_TASK DETAILS_
From first line to last, retype the data exactly.

_EXTRACTED DATA_
......

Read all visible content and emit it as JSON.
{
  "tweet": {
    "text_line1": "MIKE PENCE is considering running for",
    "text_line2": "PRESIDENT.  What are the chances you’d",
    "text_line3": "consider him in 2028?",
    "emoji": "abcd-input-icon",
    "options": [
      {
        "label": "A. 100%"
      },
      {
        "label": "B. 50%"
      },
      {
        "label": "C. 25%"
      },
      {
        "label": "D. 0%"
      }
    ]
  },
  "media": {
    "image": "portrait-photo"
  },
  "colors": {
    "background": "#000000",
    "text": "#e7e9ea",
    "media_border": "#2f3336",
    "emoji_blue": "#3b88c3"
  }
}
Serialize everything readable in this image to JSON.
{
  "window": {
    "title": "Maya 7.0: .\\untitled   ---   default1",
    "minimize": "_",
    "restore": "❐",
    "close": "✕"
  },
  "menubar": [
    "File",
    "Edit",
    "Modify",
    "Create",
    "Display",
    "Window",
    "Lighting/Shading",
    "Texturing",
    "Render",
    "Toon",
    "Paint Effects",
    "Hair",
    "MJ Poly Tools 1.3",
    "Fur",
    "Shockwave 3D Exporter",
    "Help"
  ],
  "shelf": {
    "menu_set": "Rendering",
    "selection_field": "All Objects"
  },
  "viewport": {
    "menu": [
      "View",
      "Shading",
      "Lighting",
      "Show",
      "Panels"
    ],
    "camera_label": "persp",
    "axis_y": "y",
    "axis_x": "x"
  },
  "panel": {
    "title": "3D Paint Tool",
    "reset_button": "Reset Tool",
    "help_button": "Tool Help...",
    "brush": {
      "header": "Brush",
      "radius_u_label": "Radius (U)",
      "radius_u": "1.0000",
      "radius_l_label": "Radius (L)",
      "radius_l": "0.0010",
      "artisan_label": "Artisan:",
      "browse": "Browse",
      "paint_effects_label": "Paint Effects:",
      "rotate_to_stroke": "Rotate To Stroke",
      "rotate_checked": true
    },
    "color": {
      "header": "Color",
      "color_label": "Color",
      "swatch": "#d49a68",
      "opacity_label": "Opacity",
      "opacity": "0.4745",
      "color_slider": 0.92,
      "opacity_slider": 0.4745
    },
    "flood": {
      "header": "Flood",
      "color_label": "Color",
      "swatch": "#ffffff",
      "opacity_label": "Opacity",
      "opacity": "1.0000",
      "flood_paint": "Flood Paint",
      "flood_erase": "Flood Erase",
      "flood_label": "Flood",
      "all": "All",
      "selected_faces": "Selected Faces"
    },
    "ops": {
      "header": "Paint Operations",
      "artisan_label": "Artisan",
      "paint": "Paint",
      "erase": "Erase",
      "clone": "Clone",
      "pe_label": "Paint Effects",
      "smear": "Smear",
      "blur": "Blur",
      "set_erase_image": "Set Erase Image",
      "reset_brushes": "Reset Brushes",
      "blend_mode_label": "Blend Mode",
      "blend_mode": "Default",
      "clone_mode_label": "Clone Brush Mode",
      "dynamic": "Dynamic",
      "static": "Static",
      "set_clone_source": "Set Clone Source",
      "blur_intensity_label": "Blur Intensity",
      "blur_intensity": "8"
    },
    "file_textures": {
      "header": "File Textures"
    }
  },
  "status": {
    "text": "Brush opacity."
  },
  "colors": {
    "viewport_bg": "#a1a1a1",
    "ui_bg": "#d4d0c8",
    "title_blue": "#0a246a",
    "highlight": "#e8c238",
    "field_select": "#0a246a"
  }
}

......

_WRITTEN SOLUTION_
Read all visible content and emit it as JSON.
{
  "tweet": {
    "text_line1": "MIKE PENCE is considering running for",
    "text_line2": "PRESIDENT.  What are the chances you’d",
    "text_line3": "consider him in 2028?",
    "emoji": "abcd-input-icon",
    "options": [
      {
        "label": "A. 100%"
      },
      {
        "label": "B. 50%"
      },
      {
        "label": "C. 25%"
      },
      {
        "label": "D. 0%"
      }
    ]
  },
  "media": {
    "image": "portrait-photo"
  },
  "colors": {
    "background": "#000000",
    "text": "#e7e9ea",
    "media_border": "#2f3336",
    "emoji_blue": "#3b88c3"
  }
}
Serialize everything readable in this image to JSON.
{
  "window": {
    "title": "Maya 7.0: .\\untitled   ---   default1",
    "minimize": "_",
    "restore": "❐",
    "close": "✕"
  },
  "menubar": [
    "File",
    "Edit",
    "Modify",
    "Create",
    "Display",
    "Window",
    "Lighting/Shading",
    "Texturing",
    "Render",
    "Toon",
    "Paint Effects",
    "Hair",
    "MJ Poly Tools 1.3",
    "Fur",
    "Shockwave 3D Exporter",
    "Help"
  ],
  "shelf": {
    "menu_set": "Rendering",
    "selection_field": "All Objects"
  },
  "viewport": {
    "menu": [
      "View",
      "Shading",
      "Lighting",
      "Show",
      "Panels"
    ],
    "camera_label": "persp",
    "axis_y": "y",
    "axis_x": "x"
  },
  "panel": {
    "title": "3D Paint Tool",
    "reset_button": "Reset Tool",
    "help_button": "Tool Help...",
    "brush": {
      "header": "Brush",
      "radius_u_label": "Radius (U)",
      "radius_u": "1.0000",
      "radius_l_label": "Radius (L)",
      "radius_l": "0.0010",
      "artisan_label": "Artisan:",
      "browse": "Browse",
      "paint_effects_label": "Paint Effects:",
      "rotate_to_stroke": "Rotate To Stroke",
      "rotate_checked": true
    },
    "color": {
      "header": "Color",
      "color_label": "Color",
      "swatch": "#d49a68",
      "opacity_label": "Opacity",
      "opacity": "0.4745",
      "color_slider": 0.92,
      "opacity_slider": 0.4745
    },
    "flood": {
      "header": "Flood",
      "color_label": "Color",
      "swatch": "#ffffff",
      "opacity_label": "Opacity",
      "opacity": "1.0000",
      "flood_paint": "Flood Paint",
      "flood_erase": "Flood Erase",
      "flood_label": "Flood",
      "all": "All",
      "selected_faces": "Selected Faces"
    },
    "ops": {
      "header": "Paint Operations",
      "artisan_label": "Artisan",
      "paint": "Paint",
      "erase": "Erase",
      "clone": "Clone",
      "pe_label": "Paint Effects",
      "smear": "Smear",
      "blur": "Blur",
      "set_erase_image": "Set Erase Image",
      "reset_brushes": "Reset Brushes",
      "blend_mode_label": "Blend Mode",
      "blend_mode": "Default",
      "clone_mode_label": "Clone Brush Mode",
      "dynamic": "Dynamic",
      "static": "Static",
      "set_clone_source": "Set Clone Source",
      "blur_intensity_label": "Blur Intensity",
      "blur_intensity": "8"
    },
    "file_textures": {
      "header": "File Textures"
    }
  },
  "status": {
    "text": "Brush opacity."
  },
  "colors": {
    "viewport_bg": "#a1a1a1",
    "ui_bg": "#d4d0c8",
    "title_blue": "#0a246a",
    "highlight": "#e8c238",
    "field_select": "#0a246a"
  }
}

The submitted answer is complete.